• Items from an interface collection
--*--

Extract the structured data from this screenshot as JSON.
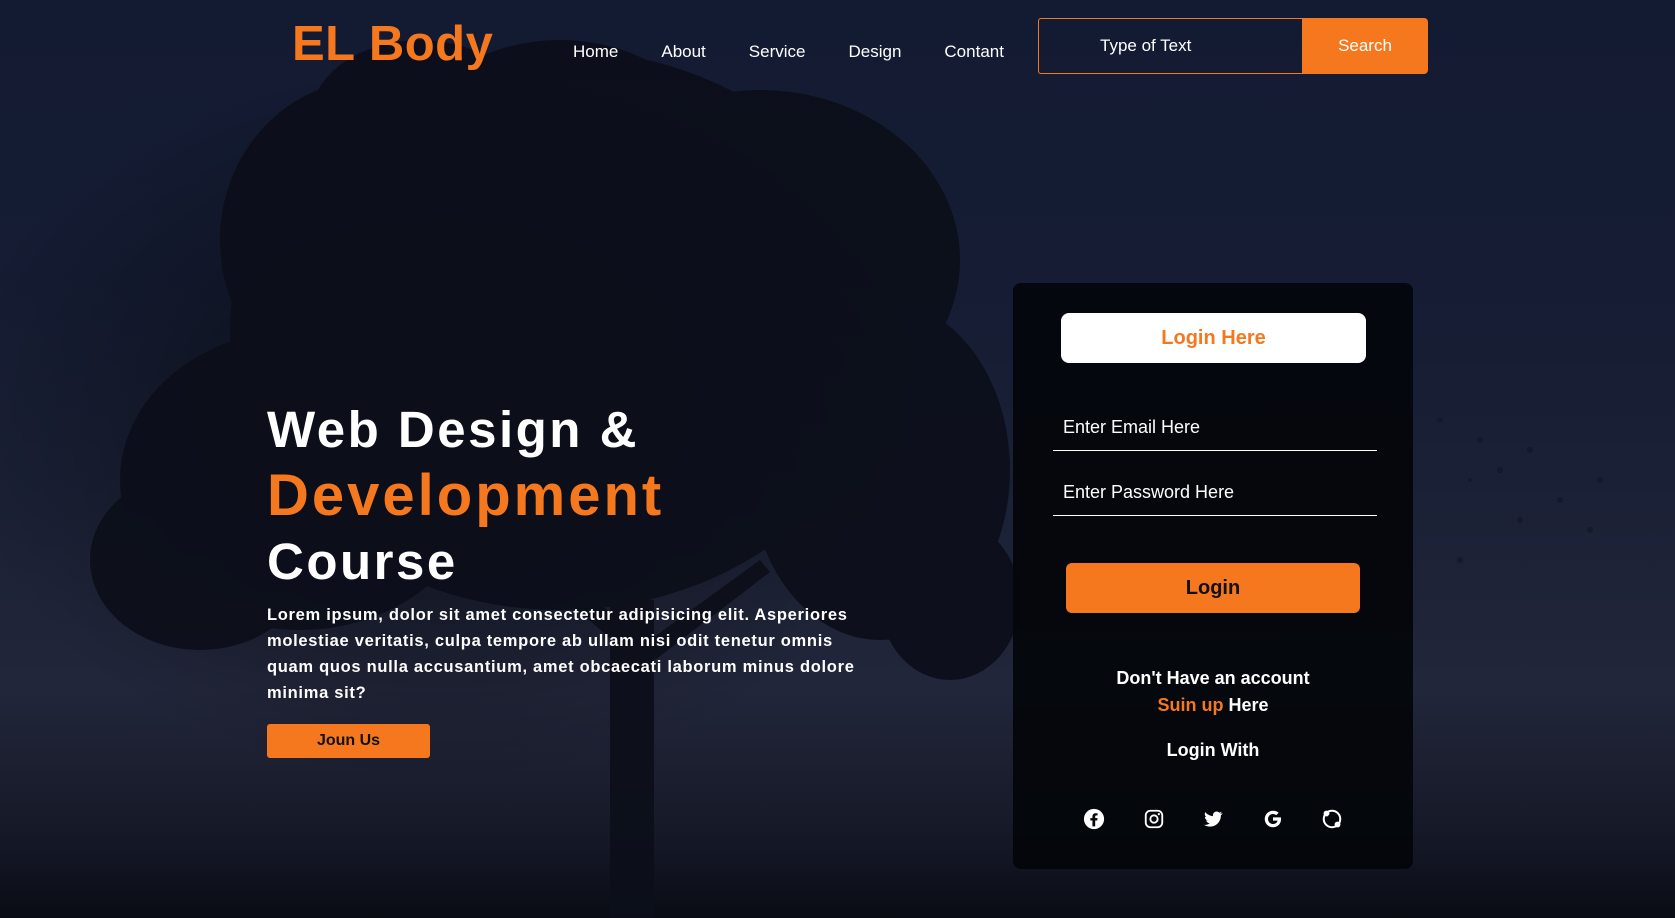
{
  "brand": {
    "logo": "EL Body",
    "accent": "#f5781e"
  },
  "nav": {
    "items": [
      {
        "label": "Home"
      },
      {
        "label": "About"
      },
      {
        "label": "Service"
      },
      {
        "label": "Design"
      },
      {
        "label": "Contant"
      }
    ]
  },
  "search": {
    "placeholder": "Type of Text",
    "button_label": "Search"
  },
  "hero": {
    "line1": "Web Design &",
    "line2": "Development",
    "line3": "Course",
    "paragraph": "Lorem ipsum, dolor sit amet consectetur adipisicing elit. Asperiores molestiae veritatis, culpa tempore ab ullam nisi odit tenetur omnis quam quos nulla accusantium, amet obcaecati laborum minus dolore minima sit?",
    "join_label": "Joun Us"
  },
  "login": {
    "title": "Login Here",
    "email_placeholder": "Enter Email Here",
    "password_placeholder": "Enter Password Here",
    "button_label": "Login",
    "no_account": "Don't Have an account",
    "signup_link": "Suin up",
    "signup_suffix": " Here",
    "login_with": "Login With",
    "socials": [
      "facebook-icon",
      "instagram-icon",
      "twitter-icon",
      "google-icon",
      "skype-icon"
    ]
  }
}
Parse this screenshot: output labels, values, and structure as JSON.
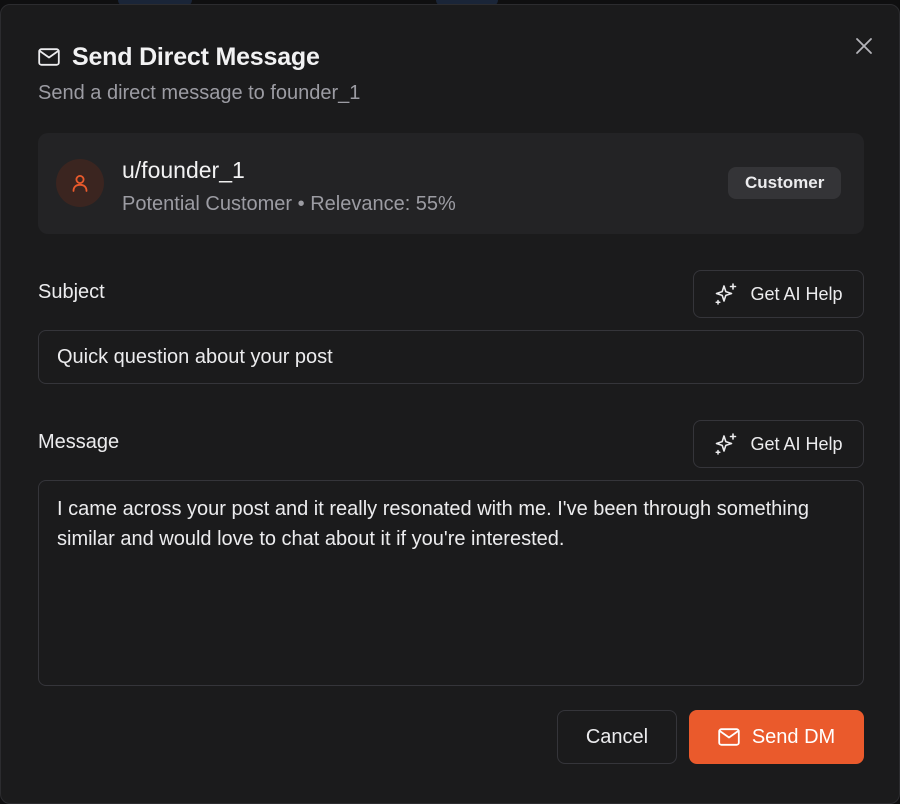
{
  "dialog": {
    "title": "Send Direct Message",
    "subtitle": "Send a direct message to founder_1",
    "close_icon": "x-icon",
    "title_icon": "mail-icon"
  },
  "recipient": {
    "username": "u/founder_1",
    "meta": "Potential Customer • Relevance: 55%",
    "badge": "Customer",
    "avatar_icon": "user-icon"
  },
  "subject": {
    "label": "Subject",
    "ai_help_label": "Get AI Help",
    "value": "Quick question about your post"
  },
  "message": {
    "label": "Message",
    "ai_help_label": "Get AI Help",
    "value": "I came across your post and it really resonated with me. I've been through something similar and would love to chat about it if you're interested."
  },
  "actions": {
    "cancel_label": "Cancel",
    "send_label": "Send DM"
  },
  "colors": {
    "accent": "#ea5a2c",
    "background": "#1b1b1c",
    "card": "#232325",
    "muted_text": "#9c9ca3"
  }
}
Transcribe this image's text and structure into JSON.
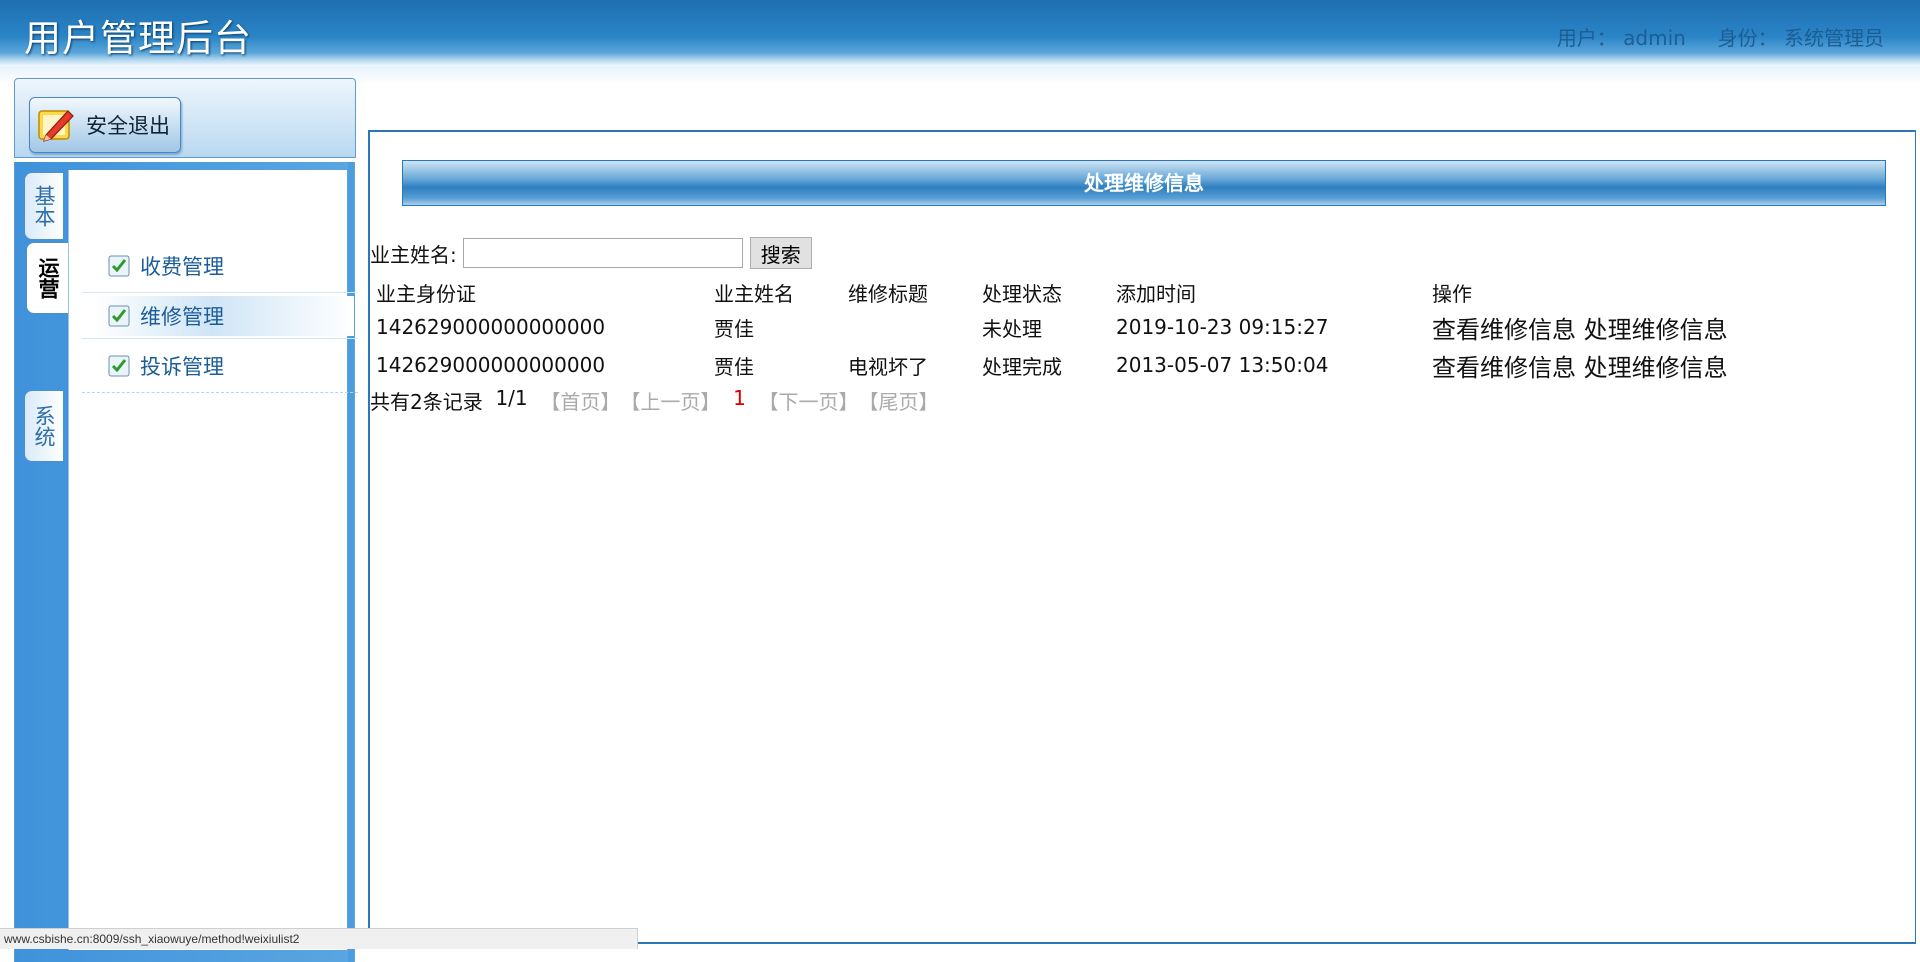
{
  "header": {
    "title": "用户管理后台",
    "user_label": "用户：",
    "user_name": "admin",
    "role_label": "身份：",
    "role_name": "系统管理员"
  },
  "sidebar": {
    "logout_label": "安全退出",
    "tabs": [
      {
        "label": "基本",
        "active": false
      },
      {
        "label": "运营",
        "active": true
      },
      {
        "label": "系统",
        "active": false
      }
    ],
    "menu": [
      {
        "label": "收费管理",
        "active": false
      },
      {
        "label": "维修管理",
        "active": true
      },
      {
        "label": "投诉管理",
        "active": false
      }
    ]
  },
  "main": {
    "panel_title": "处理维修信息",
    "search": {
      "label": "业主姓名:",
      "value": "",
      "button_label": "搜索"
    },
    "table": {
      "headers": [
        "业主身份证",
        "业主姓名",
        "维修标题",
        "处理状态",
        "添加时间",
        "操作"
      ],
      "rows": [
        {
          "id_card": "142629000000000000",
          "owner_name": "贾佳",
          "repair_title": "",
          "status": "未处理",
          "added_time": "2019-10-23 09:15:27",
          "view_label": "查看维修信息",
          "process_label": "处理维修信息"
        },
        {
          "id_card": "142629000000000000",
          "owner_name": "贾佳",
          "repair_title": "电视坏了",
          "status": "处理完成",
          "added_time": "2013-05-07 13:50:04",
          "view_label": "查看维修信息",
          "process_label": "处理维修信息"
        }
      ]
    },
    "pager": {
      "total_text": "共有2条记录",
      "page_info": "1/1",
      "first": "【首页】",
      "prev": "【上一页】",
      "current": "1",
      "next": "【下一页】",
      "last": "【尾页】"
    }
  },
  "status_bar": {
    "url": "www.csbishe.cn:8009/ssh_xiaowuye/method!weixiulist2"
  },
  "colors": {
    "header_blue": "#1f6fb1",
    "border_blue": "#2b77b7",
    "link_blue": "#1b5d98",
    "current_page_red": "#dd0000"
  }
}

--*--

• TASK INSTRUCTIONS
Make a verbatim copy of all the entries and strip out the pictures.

• TASK RESPONSE
Extract the structured data from this screenshot as JSON.
{
  "brand": {
    "logo": "EL Body",
    "accent": "#f5781e"
  },
  "nav": {
    "items": [
      {
        "label": "Home"
      },
      {
        "label": "About"
      },
      {
        "label": "Service"
      },
      {
        "label": "Design"
      },
      {
        "label": "Contant"
      }
    ]
  },
  "search": {
    "placeholder": "Type of Text",
    "button_label": "Search"
  },
  "hero": {
    "line1": "Web Design &",
    "line2": "Development",
    "line3": "Course",
    "paragraph": "Lorem ipsum, dolor sit amet consectetur adipisicing elit. Asperiores molestiae veritatis, culpa tempore ab ullam nisi odit tenetur omnis quam quos nulla accusantium, amet obcaecati laborum minus dolore minima sit?",
    "join_label": "Joun Us"
  },
  "login": {
    "title": "Login Here",
    "email_placeholder": "Enter Email Here",
    "password_placeholder": "Enter Password Here",
    "button_label": "Login",
    "no_account": "Don't Have an account",
    "signup_link": "Suin up",
    "signup_suffix": " Here",
    "login_with": "Login With",
    "socials": [
      "facebook-icon",
      "instagram-icon",
      "twitter-icon",
      "google-icon",
      "skype-icon"
    ]
  }
}
Parse this screenshot: output labels, values, and structure as JSON.
{
  "dialog": {
    "title": "Send Direct Message",
    "subtitle": "Send a direct message to founder_1",
    "close_icon": "x-icon",
    "title_icon": "mail-icon"
  },
  "recipient": {
    "username": "u/founder_1",
    "meta": "Potential Customer • Relevance: 55%",
    "badge": "Customer",
    "avatar_icon": "user-icon"
  },
  "subject": {
    "label": "Subject",
    "ai_help_label": "Get AI Help",
    "value": "Quick question about your post"
  },
  "message": {
    "label": "Message",
    "ai_help_label": "Get AI Help",
    "value": "I came across your post and it really resonated with me. I've been through something similar and would love to chat about it if you're interested."
  },
  "actions": {
    "cancel_label": "Cancel",
    "send_label": "Send DM"
  },
  "colors": {
    "accent": "#ea5a2c",
    "background": "#1b1b1c",
    "card": "#232325",
    "muted_text": "#9c9ca3"
  }
}
Transcribe this image's text and structure into JSON.
{
  "header": {
    "title": "用户管理后台",
    "user_label": "用户：",
    "user_name": "admin",
    "role_label": "身份：",
    "role_name": "系统管理员"
  },
  "sidebar": {
    "logout_label": "安全退出",
    "tabs": [
      {
        "label": "基本",
        "active": false
      },
      {
        "label": "运营",
        "active": true
      },
      {
        "label": "系统",
        "active": false
      }
    ],
    "menu": [
      {
        "label": "收费管理",
        "active": false
      },
      {
        "label": "维修管理",
        "active": true
      },
      {
        "label": "投诉管理",
        "active": false
      }
    ]
  },
  "main": {
    "panel_title": "处理维修信息",
    "search": {
      "label": "业主姓名:",
      "value": "",
      "button_label": "搜索"
    },
    "table": {
      "headers": [
        "业主身份证",
        "业主姓名",
        "维修标题",
        "处理状态",
        "添加时间",
        "操作"
      ],
      "rows": [
        {
          "id_card": "142629000000000000",
          "owner_name": "贾佳",
          "repair_title": "",
          "status": "未处理",
          "added_time": "2019-10-23 09:15:27",
          "view_label": "查看维修信息",
          "process_label": "处理维修信息"
        },
        {
          "id_card": "142629000000000000",
          "owner_name": "贾佳",
          "repair_title": "电视坏了",
          "status": "处理完成",
          "added_time": "2013-05-07 13:50:04",
          "view_label": "查看维修信息",
          "process_label": "处理维修信息"
        }
      ]
    },
    "pager": {
      "total_text": "共有2条记录",
      "page_info": "1/1",
      "first": "【首页】",
      "prev": "【上一页】",
      "current": "1",
      "next": "【下一页】",
      "last": "【尾页】"
    }
  },
  "status_bar": {
    "url": "www.csbishe.cn:8009/ssh_xiaowuye/method!weixiulist2"
  },
  "colors": {
    "header_blue": "#1f6fb1",
    "border_blue": "#2b77b7",
    "link_blue": "#1b5d98",
    "current_page_red": "#dd0000"
  }
}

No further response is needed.